*** Opening of Data supplied ***

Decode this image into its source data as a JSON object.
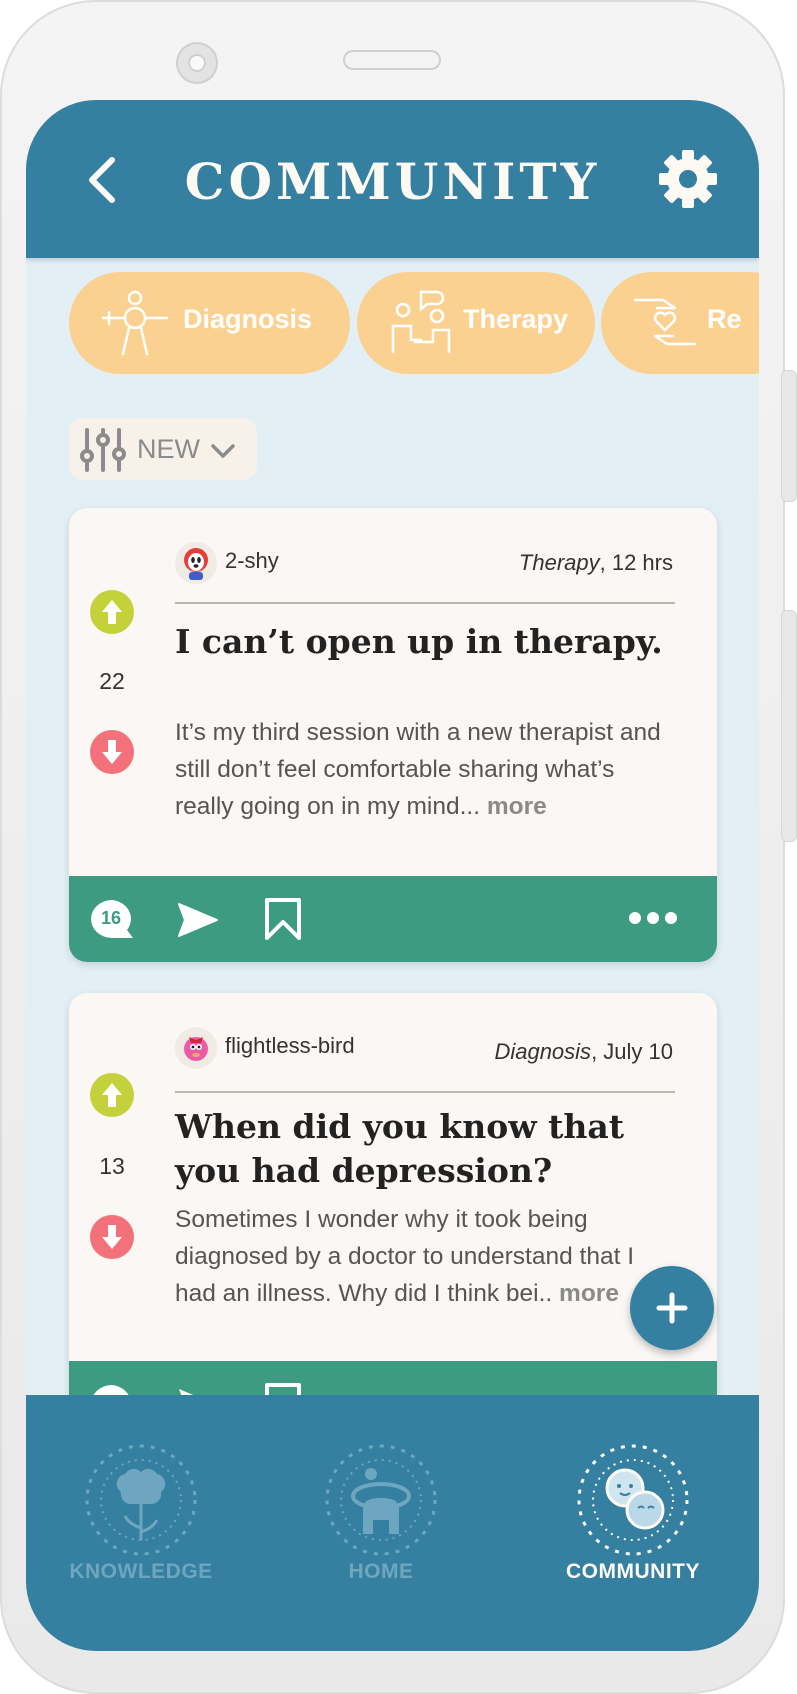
{
  "header": {
    "title": "COMMUNITY",
    "back_icon": "chevron-left-icon",
    "settings_icon": "gear-icon"
  },
  "categories": [
    {
      "label": "Diagnosis",
      "icon": "person-diagnosis-icon"
    },
    {
      "label": "Therapy",
      "icon": "therapy-session-icon"
    },
    {
      "label": "Re",
      "icon": "hands-heart-icon"
    }
  ],
  "sort": {
    "label": "NEW",
    "icon": "sliders-icon"
  },
  "posts": [
    {
      "username": "2-shy",
      "category": "Therapy",
      "time": ", 12 hrs",
      "votes": "22",
      "title": "I can’t open up in therapy.",
      "body": "It’s my third session with a new therapist and still don’t feel comfortable sharing what’s really going on in my mind...",
      "more": "more",
      "comments": "16"
    },
    {
      "username": "flightless-bird",
      "category": "Diagnosis",
      "time": ", July 10",
      "votes": "13",
      "title": "When did you know that you had depression?",
      "body": "Sometimes I wonder why it took being diagnosed by a doctor to understand that I had an illness. Why did I think bei..",
      "more": "more",
      "comments": ""
    }
  ],
  "nav": [
    {
      "label": "KNOWLEDGE",
      "active": false
    },
    {
      "label": "HOME",
      "active": false
    },
    {
      "label": "COMMUNITY",
      "active": true
    }
  ],
  "colors": {
    "header": "#357fa0",
    "background": "#e2eff5",
    "chip": "#fbd191",
    "action_bar": "#3d9b81",
    "upvote": "#c5d13a",
    "downvote": "#f2717a",
    "nav_inactive": "#6ea6bf",
    "nav_active": "#fdfaf4"
  }
}
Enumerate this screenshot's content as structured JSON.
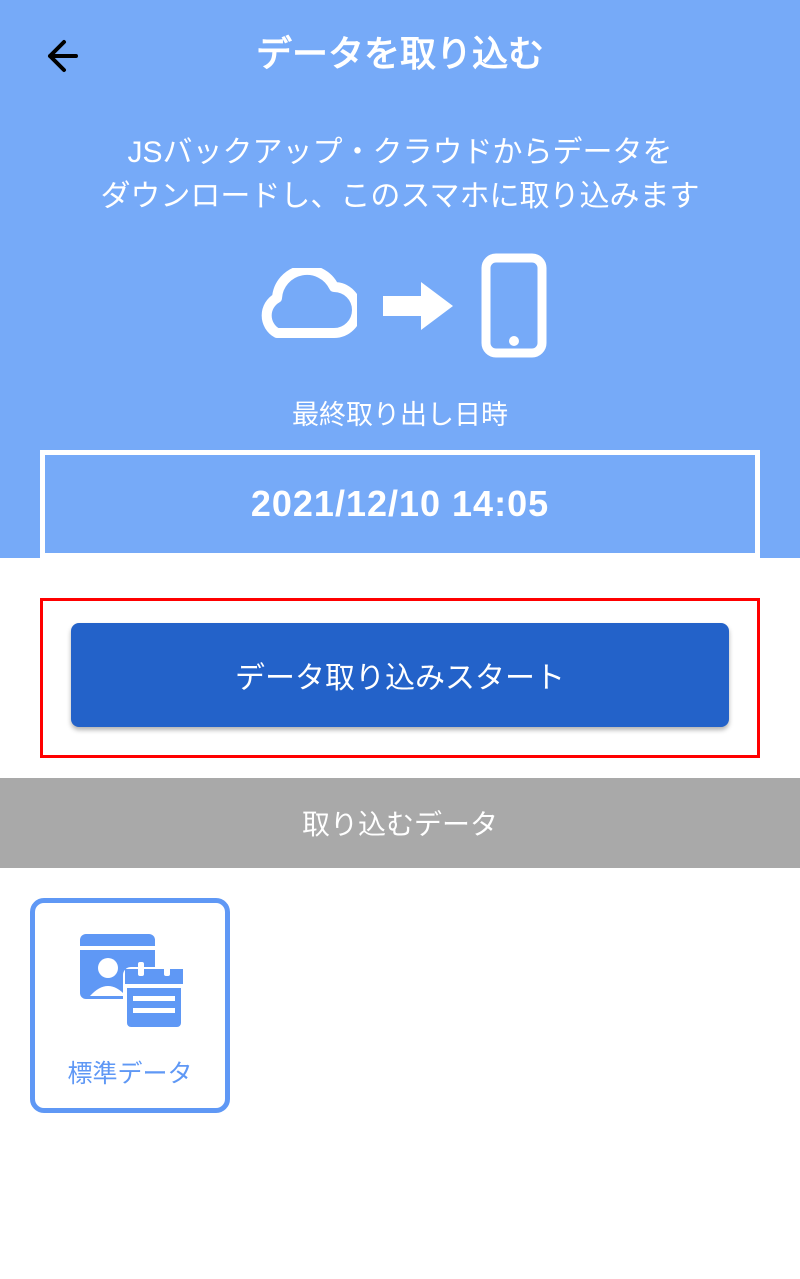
{
  "header": {
    "title": "データを取り込む"
  },
  "panel": {
    "subtitle_line1": "JSバックアップ・クラウドからデータを",
    "subtitle_line2": "ダウンロードし、このスマホに取り込みます",
    "last_export_label": "最終取り出し日時",
    "last_export_datetime": "2021/12/10 14:05"
  },
  "actions": {
    "start_label": "データ取り込みスタート"
  },
  "section": {
    "header_label": "取り込むデータ"
  },
  "options": [
    {
      "label": "標準データ"
    }
  ],
  "colors": {
    "blue_panel": "#76aaf8",
    "primary_button": "#2362c9",
    "accent": "#5f98f5",
    "section_bg": "#a9a9a9",
    "highlight": "#ff0000"
  }
}
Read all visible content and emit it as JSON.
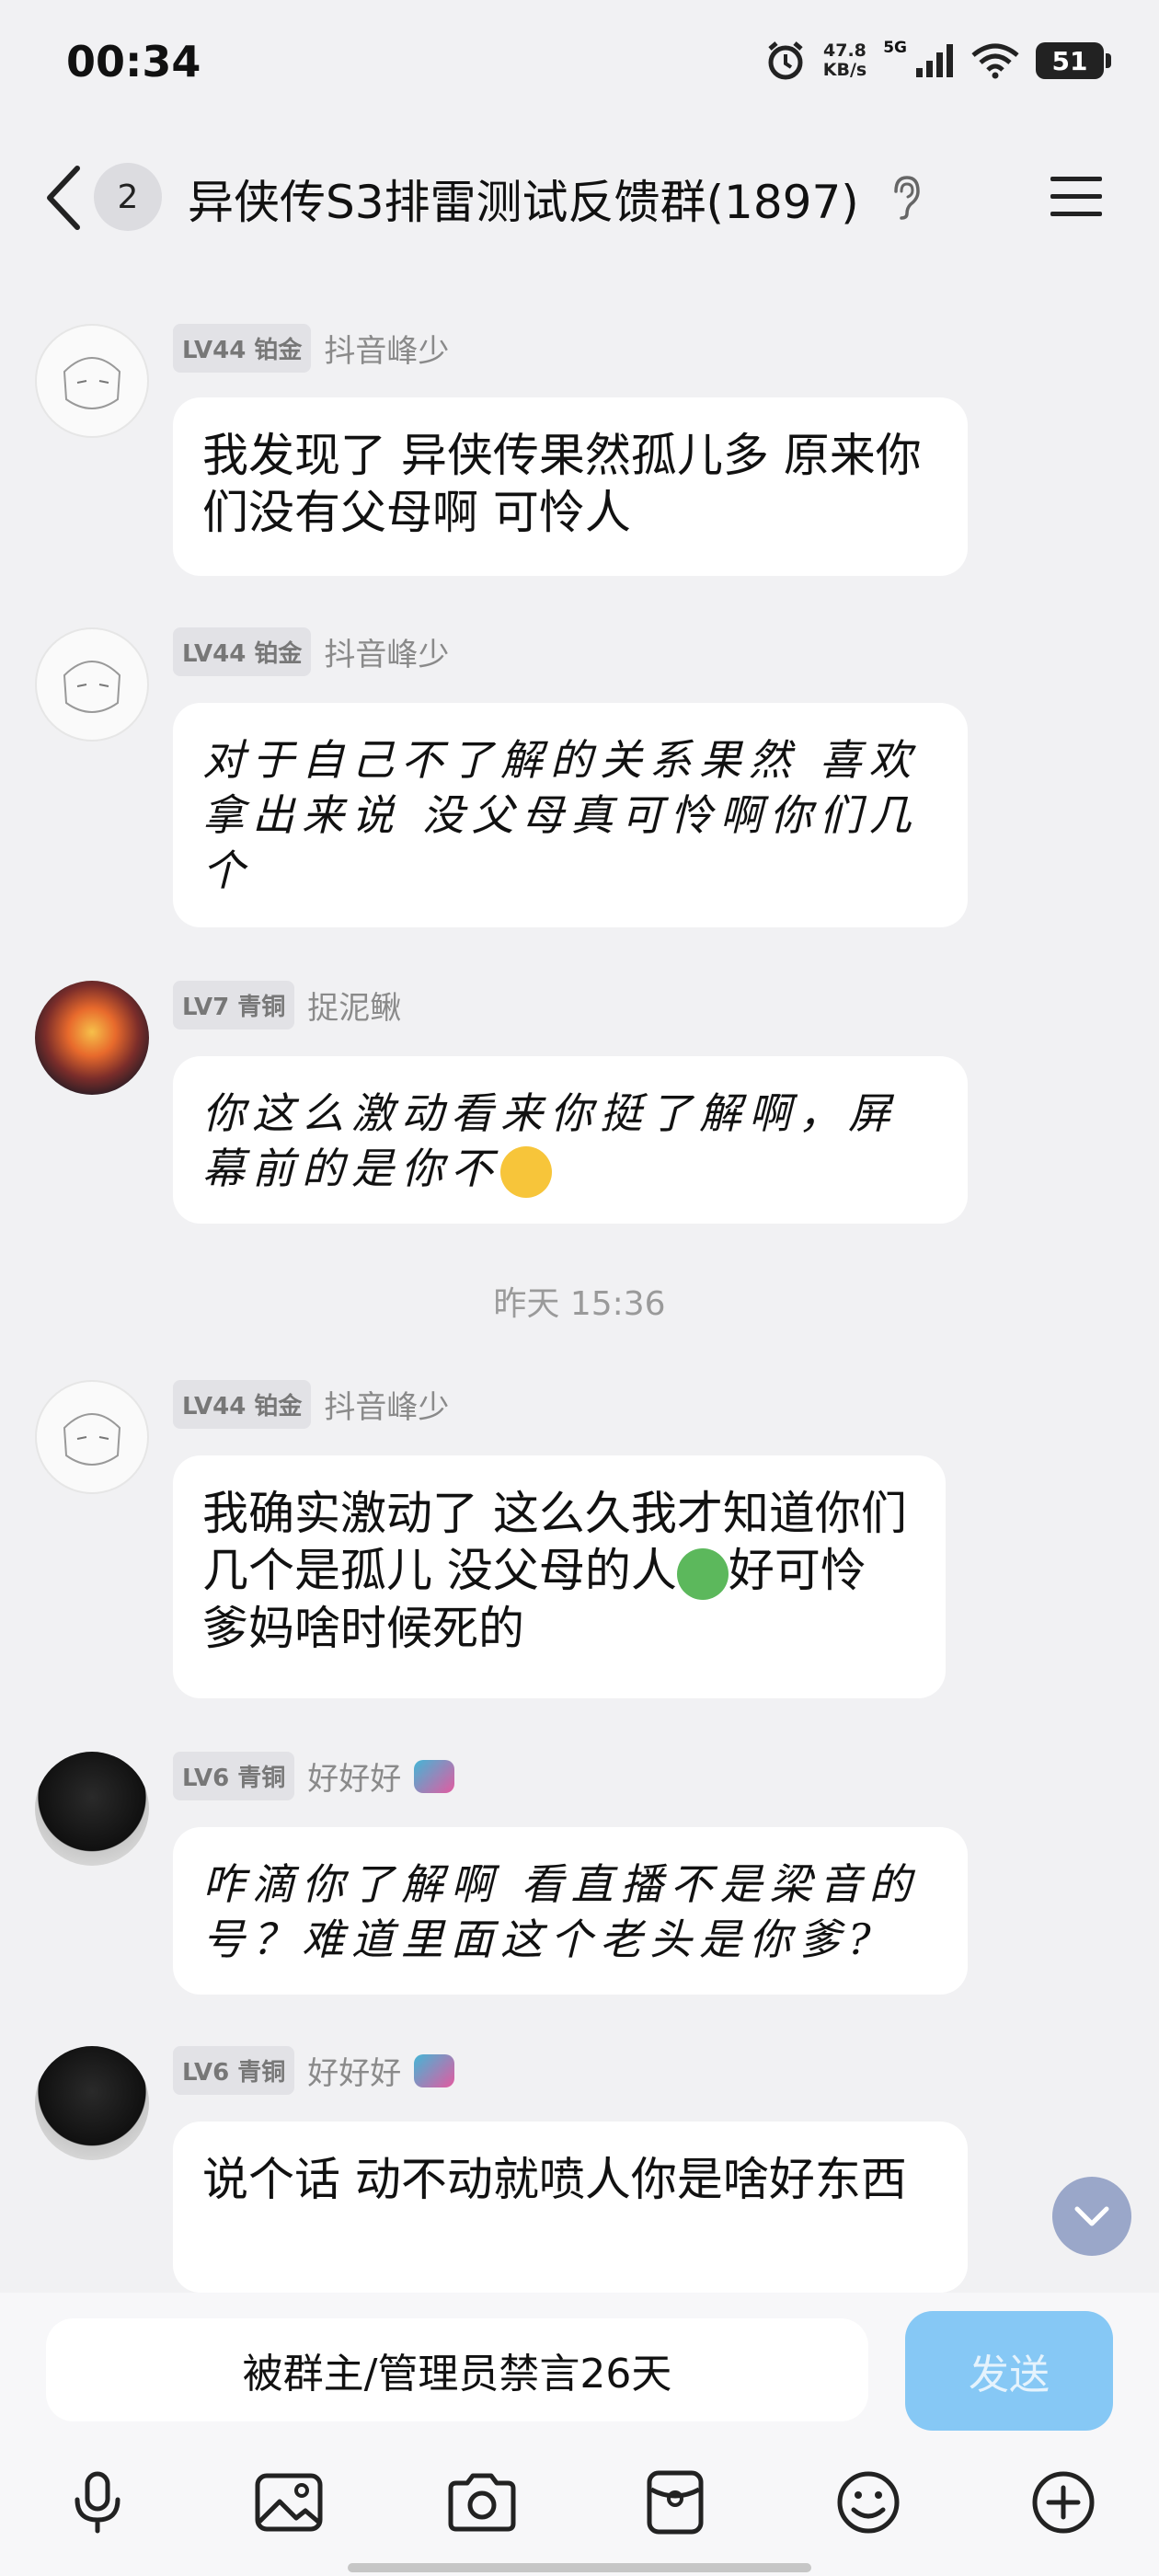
{
  "status_bar": {
    "time": "00:34",
    "net_speed_value": "47.8",
    "net_speed_unit": "KB/s",
    "network": "5G",
    "battery": "51"
  },
  "header": {
    "unread_count": "2",
    "title": "异侠传S3排雷测试反馈群(1897)"
  },
  "messages": [
    {
      "level": "LV44 铂金",
      "nickname": "抖音峰少",
      "text": "我发现了 异侠传果然孤儿多  原来你们没有父母啊 可怜人"
    },
    {
      "level": "LV44 铂金",
      "nickname": "抖音峰少",
      "text": "对于自己不了解的关系果然 喜欢拿出来说  没父母真可怜啊你们几个"
    },
    {
      "level": "LV7 青铜",
      "nickname": "捉泥鳅",
      "text": "你这么激动看来你挺了解啊，屏幕前的是你不"
    },
    {
      "level": "LV44 铂金",
      "nickname": "抖音峰少",
      "text_a": "我确实激动了  这么久我才知道你们几个是孤儿    没父母的人",
      "text_b": "好可怜    爹妈啥时候死的"
    },
    {
      "level": "LV6 青铜",
      "nickname": "好好好",
      "text": "咋滴你了解啊  看直播不是梁音的号？难道里面这个老头是你爹?"
    },
    {
      "level": "LV6 青铜",
      "nickname": "好好好",
      "text": "说个话 动不动就喷人你是啥好东西"
    }
  ],
  "time_separator": "昨天 15:36",
  "input": {
    "muted_text": "被群主/管理员禁言26天",
    "send_label": "发送"
  },
  "toolbar_icons": [
    "microphone-icon",
    "image-icon",
    "camera-icon",
    "red-packet-icon",
    "emoji-icon",
    "plus-icon"
  ],
  "colors": {
    "send_button": "#86c8f5",
    "background": "#f1f1f3",
    "bubble": "#ffffff"
  }
}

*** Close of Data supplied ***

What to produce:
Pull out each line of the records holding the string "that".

Solution for this problem:
      "title": "When did you know that you had depression?",
      "body": "Sometimes I wonder why it took being diagnosed by a doctor to understand that I had an illness. Why did I think bei..",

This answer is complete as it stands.